> [SUPPLIED MATERIAL]
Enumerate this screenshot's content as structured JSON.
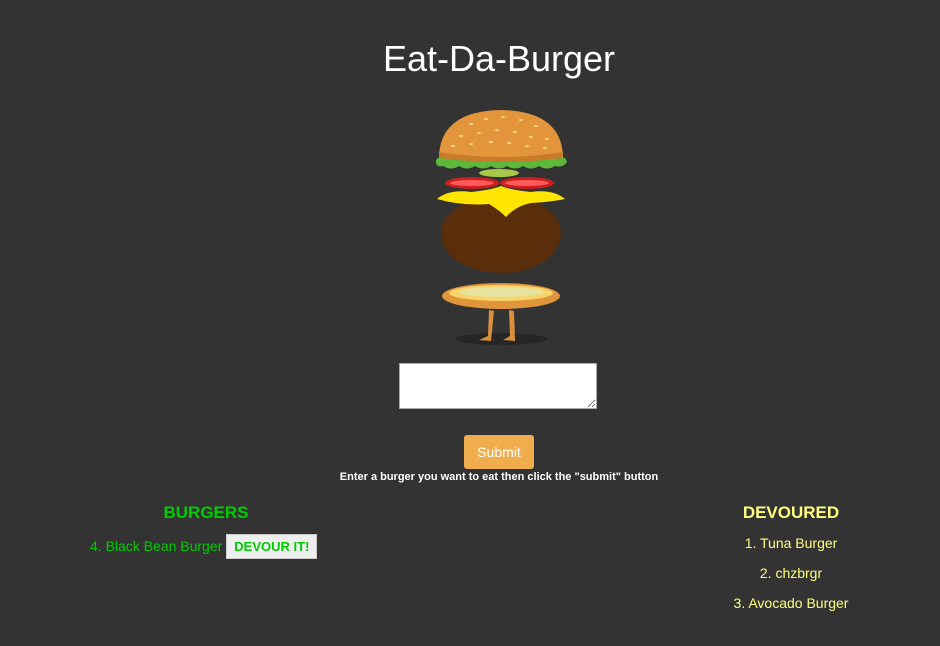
{
  "header": {
    "title": "Eat-Da-Burger",
    "logo_icon": "burger-character-logo"
  },
  "form": {
    "input_value": "",
    "submit_label": "Submit",
    "instructions": "Enter a burger you want to eat then click the \"submit\" button"
  },
  "burgers": {
    "heading": "BURGERS",
    "items": [
      {
        "label": "4. Black Bean Burger",
        "button_label": "DEVOUR IT!"
      }
    ]
  },
  "devoured": {
    "heading": "DEVOURED",
    "items": [
      {
        "label": "1. Tuna Burger"
      },
      {
        "label": "2. chzbrgr"
      },
      {
        "label": "3. Avocado Burger"
      }
    ]
  },
  "colors": {
    "background": "#333333",
    "accent_green": "#00cc00",
    "accent_yellow": "#ffff80",
    "submit_orange": "#f0ad4e"
  }
}
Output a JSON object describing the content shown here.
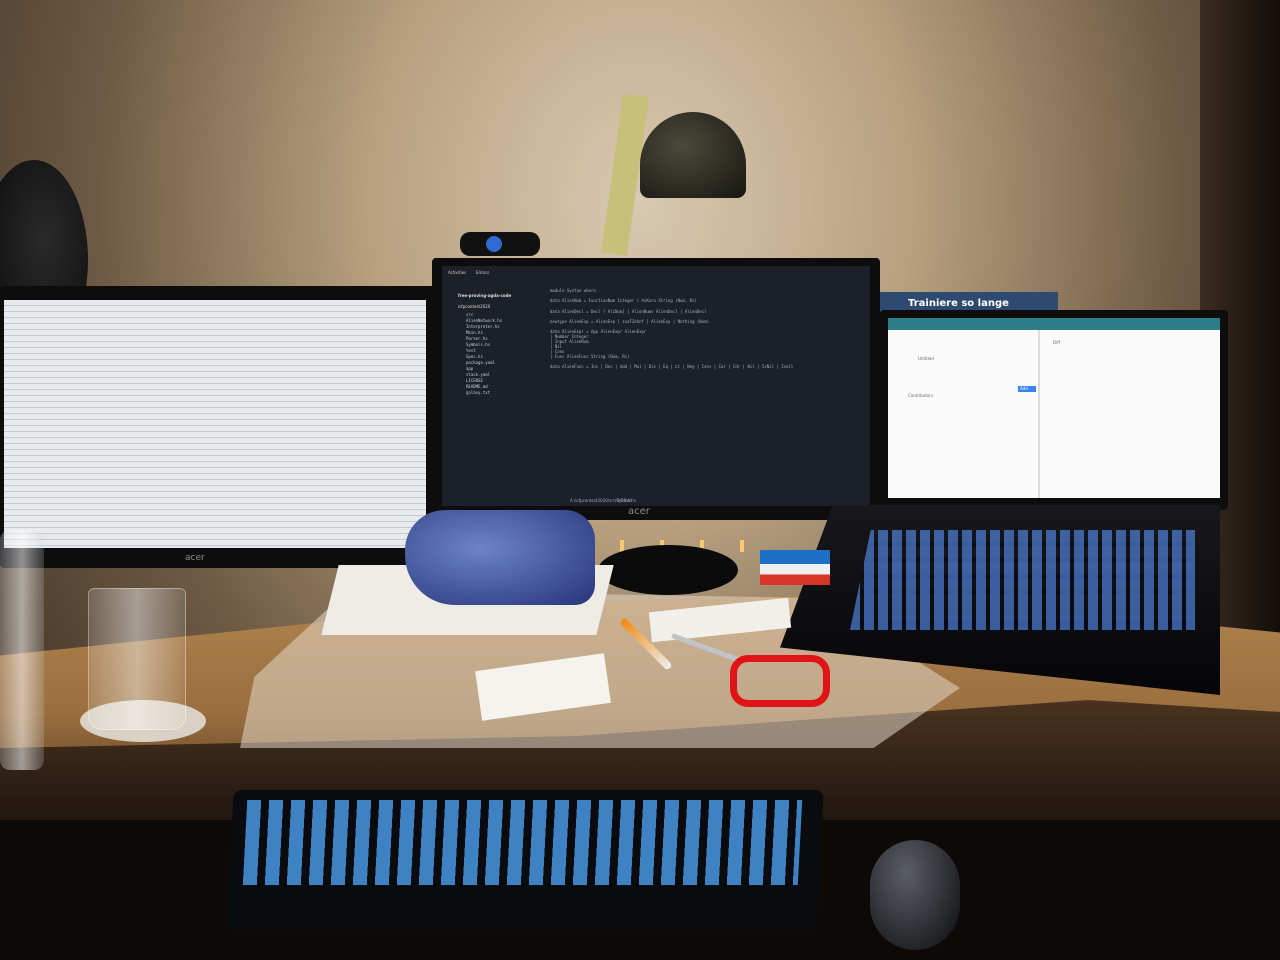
{
  "scene": {
    "description_elements": [
      "desk",
      "monitors",
      "laptop",
      "keyboard",
      "lamp"
    ]
  },
  "center_monitor": {
    "brand": "acer",
    "editor": {
      "topbar_left": "Activities",
      "topbar_app": "Emacs",
      "project_name": "free-proving-agda-code",
      "folder": "icfpcontest2020",
      "files": [
        "src",
        "AlienNetwork.hs",
        "Interpreter.hs",
        "Main.hs",
        "Parser.hs",
        "Symbols.hs",
        "test",
        "Spec.hs",
        "package.yaml",
        "app",
        "stack.yaml",
        "LICENSE",
        "README.md",
        "galaxy.txt"
      ],
      "code_lines": [
        "module Syntax where",
        "data AlienNum = FunctionNum Integer | AsKorn String (Num, Rs)",
        "data AlienDecl = Decl [ AliNum] | AlienNums AlienDecl | AlienDecl",
        "newtype AlienExp = AlienExp [ zuzFZehnf ] AlienExp | Nothing (Num)",
        "data AlienExpr = App AlienExpr AlienExpr",
        "              | Number Integer",
        "              | Input AlienNum",
        "              | Nil",
        "              | Cons",
        "              | Func AlienFunc String (Num, Rs)",
        "data AlienFunc = Inc | Dec | Add | Mul | Div | Eq | Lt | Neg | Cons | Car | Cdr | Nil | IsNil | Isnil"
      ],
      "status_path": "A /icfpcontest2020/src/Syntax.hs",
      "status_pos": "9:59  All"
    }
  },
  "left_monitor": {
    "brand": "acer"
  },
  "poster": {
    "text": "Trainiere so lange"
  },
  "laptop": {
    "left_pane_texts": [
      "Untitled",
      "Contributors",
      "Add"
    ],
    "right_pane_texts": [
      "Diff"
    ]
  }
}
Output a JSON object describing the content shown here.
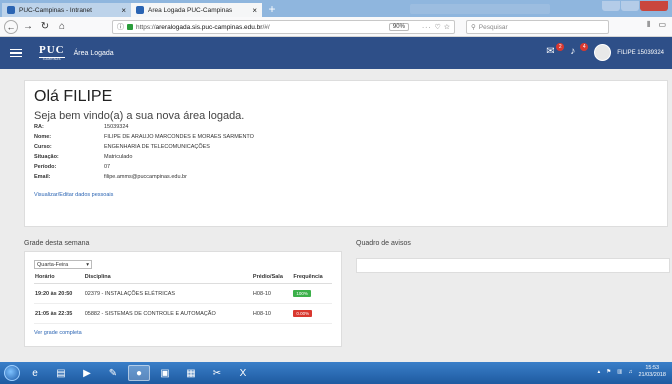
{
  "browser": {
    "tabs": [
      {
        "label": "PUC-Campinas - Intranet",
        "close": "×"
      },
      {
        "label": "Área Logada PUC-Campinas",
        "close": "×"
      }
    ],
    "new_tab": "+",
    "url_prefix": "https://",
    "url_domain": "areralogada.sis.puc-campinas.edu.br",
    "url_suffix": "/#/",
    "zoom": "90%",
    "search_placeholder": "Pesquisar"
  },
  "app": {
    "title": "Área Logada",
    "logo_text": "PUC",
    "logo_sub": "CAMPINAS",
    "notif_count_1": "2",
    "notif_count_2": "4",
    "username": "FILIPE 15039324"
  },
  "welcome": {
    "hello": "Olá FILIPE",
    "greeting": "Seja bem vindo(a) a sua nova área logada.",
    "fields": [
      {
        "label": "RA:",
        "value": "15039324"
      },
      {
        "label": "Nome:",
        "value": "FILIPE DE ARAUJO MARCONDES E MORAES SARMENTO"
      },
      {
        "label": "Curso:",
        "value": "ENGENHARIA DE TELECOMUNICAÇÕES"
      },
      {
        "label": "Situação:",
        "value": "Matriculado"
      },
      {
        "label": "Período:",
        "value": "07"
      },
      {
        "label": "Email:",
        "value": "filipe.amms@puccampinas.edu.br"
      }
    ],
    "edit_link": "Visualizar/Editar dados pessoais"
  },
  "grade": {
    "title": "Grade desta semana",
    "day": "Quarta-Feira",
    "headers": [
      "Horário",
      "Disciplina",
      "Prédio/Sala",
      "Frequência"
    ],
    "rows": [
      {
        "time": "19:20 às 20:50",
        "discipline": "02379 - INSTALAÇÕES ELÉTRICAS",
        "room": "H08-10",
        "freq": "100%",
        "freq_color": "#3cb04a"
      },
      {
        "time": "21:05 às 22:35",
        "discipline": "05882 - SISTEMAS DE CONTROLE E AUTOMAÇÃO",
        "room": "H08-10",
        "freq": "0.00%",
        "freq_color": "#d9382f"
      }
    ],
    "link": "Ver grade completa"
  },
  "avisos": {
    "title": "Quadro de avisos"
  },
  "taskbar": {
    "time": "15:53",
    "date": "21/03/2018"
  },
  "colors": {
    "header_bg": "#2e4f88",
    "link": "#2a64b3"
  }
}
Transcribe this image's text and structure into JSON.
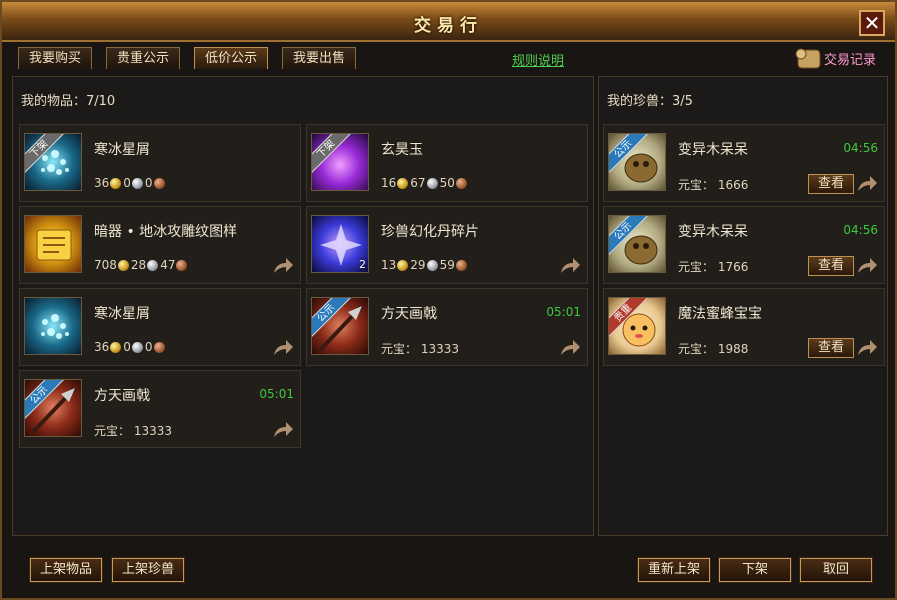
{
  "window": {
    "title": "交易行",
    "close_label": "✕"
  },
  "tabs": [
    {
      "label": "我要购买"
    },
    {
      "label": "贵重公示"
    },
    {
      "label": "低价公示"
    },
    {
      "label": "我要出售"
    }
  ],
  "rules_link": "规则说明",
  "trade_log": "交易记录",
  "items_panel": {
    "header": "我的物品：7/10",
    "items": [
      {
        "name": "寒冰星屑",
        "badge": "下架",
        "price": {
          "gold": "36",
          "silver": "0",
          "copper": "0"
        }
      },
      {
        "name": "玄昊玉",
        "badge": "下架",
        "price": {
          "gold": "16",
          "silver": "67",
          "copper": "50"
        }
      },
      {
        "name": "暗器 • 地冰攻雕纹图样",
        "price": {
          "gold": "708",
          "silver": "28",
          "copper": "47"
        }
      },
      {
        "name": "珍兽幻化丹碎片",
        "count": "2",
        "price": {
          "gold": "13",
          "silver": "29",
          "copper": "59"
        }
      },
      {
        "name": "寒冰星屑",
        "price": {
          "gold": "36",
          "silver": "0",
          "copper": "0"
        }
      },
      {
        "name": "方天画戟",
        "badge": "公示",
        "timer": "05:01",
        "yuanbao": "元宝： 13333"
      },
      {
        "name": "方天画戟",
        "badge": "公示",
        "timer": "05:01",
        "yuanbao": "元宝： 13333"
      }
    ]
  },
  "pets_panel": {
    "header": "我的珍兽：3/5",
    "pets": [
      {
        "name": "变异木呆呆",
        "badge": "公示",
        "timer": "04:56",
        "yuanbao": "元宝： 1666",
        "view_label": "查看"
      },
      {
        "name": "变异木呆呆",
        "badge": "公示",
        "timer": "04:56",
        "yuanbao": "元宝： 1766",
        "view_label": "查看"
      },
      {
        "name": "魔法蜜蜂宝宝",
        "badge": "贵重",
        "yuanbao": "元宝： 1988",
        "view_label": "查看"
      }
    ]
  },
  "buttons": {
    "list_item": "上架物品",
    "list_pet": "上架珍兽",
    "relist": "重新上架",
    "delist": "下架",
    "cancel": "取回"
  },
  "colors": {
    "timer": "#3ec83e",
    "rules_link": "#4fd04f",
    "trade_log": "#ff9ad0",
    "frame": "#c89a58"
  }
}
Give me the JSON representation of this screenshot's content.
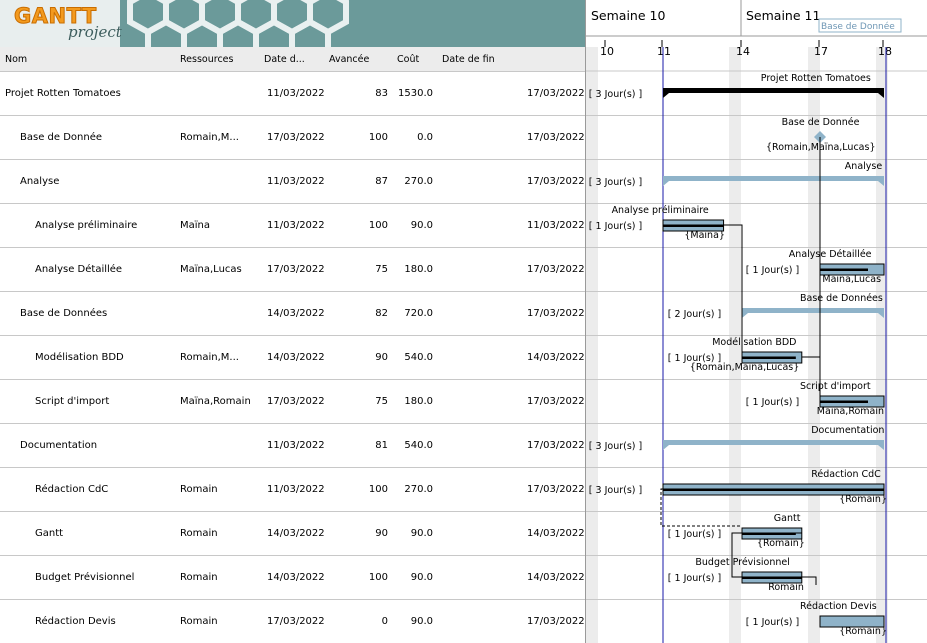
{
  "logo": {
    "gantt": "GANTT",
    "project": "project"
  },
  "columns": [
    "Nom",
    "Ressources",
    "Date d...",
    "Avancée",
    "Coût",
    "Date de fin"
  ],
  "tasks": [
    {
      "name": "Projet Rotten Tomatoes",
      "indent": 0,
      "resources": "",
      "start": "11/03/2022",
      "progress": "83",
      "cost": "1530.0",
      "end": "17/03/2022",
      "kind": "summary",
      "s": 11,
      "e": 18,
      "left_label": "[ 3 Jour(s) ]",
      "top_label": "Projet Rotten Tomatoes",
      "bottom_label": ""
    },
    {
      "name": "Base de Donnée",
      "indent": 1,
      "resources": "Romain,M...",
      "start": "17/03/2022",
      "progress": "100",
      "cost": "0.0",
      "end": "17/03/2022",
      "kind": "milestone",
      "s": 17,
      "e": 17,
      "left_label": "",
      "top_label": "Base de Donnée",
      "bottom_label": "{Romain,Maïna,Lucas}"
    },
    {
      "name": "Analyse",
      "indent": 1,
      "resources": "",
      "start": "11/03/2022",
      "progress": "87",
      "cost": "270.0",
      "end": "17/03/2022",
      "kind": "group",
      "s": 11,
      "e": 18,
      "left_label": "[ 3 Jour(s) ]",
      "top_label": "Analyse",
      "bottom_label": ""
    },
    {
      "name": "Analyse préliminaire",
      "indent": 2,
      "resources": "Maïna",
      "start": "11/03/2022",
      "progress": "100",
      "cost": "90.0",
      "end": "11/03/2022",
      "kind": "task",
      "s": 11,
      "e": 13.3,
      "pct": 1.0,
      "left_label": "[ 1 Jour(s) ]",
      "top_label": "Analyse préliminaire",
      "bottom_label": "{Maïna}"
    },
    {
      "name": "Analyse Détaillée",
      "indent": 2,
      "resources": "Maïna,Lucas",
      "start": "17/03/2022",
      "progress": "75",
      "cost": "180.0",
      "end": "17/03/2022",
      "kind": "task",
      "s": 17,
      "e": 18,
      "pct": 0.75,
      "left_label": "[ 1 Jour(s) ]",
      "top_label": "Analyse Détaillée",
      "bottom_label": "Maïna,Lucas"
    },
    {
      "name": "Base de Données",
      "indent": 1,
      "resources": "",
      "start": "14/03/2022",
      "progress": "82",
      "cost": "720.0",
      "end": "17/03/2022",
      "kind": "group",
      "s": 14,
      "e": 18,
      "left_label": "[ 2 Jour(s) ]",
      "top_label": "Base de Données",
      "bottom_label": ""
    },
    {
      "name": "Modélisation BDD",
      "indent": 2,
      "resources": "Romain,M...",
      "start": "14/03/2022",
      "progress": "90",
      "cost": "540.0",
      "end": "14/03/2022",
      "kind": "task",
      "s": 14,
      "e": 16.3,
      "pct": 0.9,
      "left_label": "[ 1 Jour(s) ]",
      "top_label": "Modélisation BDD",
      "bottom_label": "{Romain,Maïna,Lucas}"
    },
    {
      "name": "Script d'import",
      "indent": 2,
      "resources": "Maïna,Romain",
      "start": "17/03/2022",
      "progress": "75",
      "cost": "180.0",
      "end": "17/03/2022",
      "kind": "task",
      "s": 17,
      "e": 18,
      "pct": 0.75,
      "left_label": "[ 1 Jour(s) ]",
      "top_label": "Script d'import",
      "bottom_label": "Maïna,Romain"
    },
    {
      "name": "Documentation",
      "indent": 1,
      "resources": "",
      "start": "11/03/2022",
      "progress": "81",
      "cost": "540.0",
      "end": "17/03/2022",
      "kind": "group",
      "s": 11,
      "e": 18,
      "left_label": "[ 3 Jour(s) ]",
      "top_label": "Documentation",
      "bottom_label": ""
    },
    {
      "name": "Rédaction CdC",
      "indent": 2,
      "resources": "Romain",
      "start": "11/03/2022",
      "progress": "100",
      "cost": "270.0",
      "end": "17/03/2022",
      "kind": "task",
      "s": 11,
      "e": 18,
      "pct": 1.0,
      "left_label": "[ 3 Jour(s) ]",
      "top_label": "Rédaction CdC",
      "bottom_label": "{Romain}"
    },
    {
      "name": "Gantt",
      "indent": 2,
      "resources": "Romain",
      "start": "14/03/2022",
      "progress": "90",
      "cost": "90.0",
      "end": "14/03/2022",
      "kind": "task",
      "s": 14,
      "e": 16.3,
      "pct": 0.9,
      "left_label": "[ 1 Jour(s) ]",
      "top_label": "Gantt",
      "bottom_label": "{Romain}"
    },
    {
      "name": "Budget Prévisionnel",
      "indent": 2,
      "resources": "Romain",
      "start": "14/03/2022",
      "progress": "100",
      "cost": "90.0",
      "end": "14/03/2022",
      "kind": "task",
      "s": 14,
      "e": 16.3,
      "pct": 1.0,
      "left_label": "[ 1 Jour(s) ]",
      "top_label": "Budget Prévisionnel",
      "bottom_label": "Romain"
    },
    {
      "name": "Rédaction Devis",
      "indent": 2,
      "resources": "Romain",
      "start": "17/03/2022",
      "progress": "0",
      "cost": "90.0",
      "end": "17/03/2022",
      "kind": "task",
      "s": 17,
      "e": 18,
      "pct": 0.0,
      "left_label": "[ 1 Jour(s) ]",
      "top_label": "Rédaction Devis",
      "bottom_label": "{Romain}"
    }
  ],
  "timeline": {
    "weeks": [
      {
        "label": "Semaine 10",
        "at": 10
      },
      {
        "label": "Semaine 11",
        "at": 14
      }
    ],
    "days": [
      {
        "label": "10",
        "at": 10
      },
      {
        "label": "11",
        "at": 11
      },
      {
        "label": "14",
        "at": 14
      },
      {
        "label": "17",
        "at": 17
      },
      {
        "label": "18",
        "at": 18
      }
    ],
    "milestone_tag": "Base de Donnée",
    "colors": {
      "bar": "#8fb3c9",
      "bar_border": "#000000",
      "progress": "#000000",
      "summary": "#000000",
      "group": "#8fb3c9",
      "today": "#1a1aa8",
      "weekend": "#ececec"
    }
  }
}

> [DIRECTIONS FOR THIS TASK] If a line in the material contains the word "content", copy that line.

> [ANSWER AREA]
Enumerate this screenshot's content as structured JSON.
Output a JSON object describing the content shown here.
Output a JSON object describing the content shown here.
Give me the JSON representation of this screenshot's content.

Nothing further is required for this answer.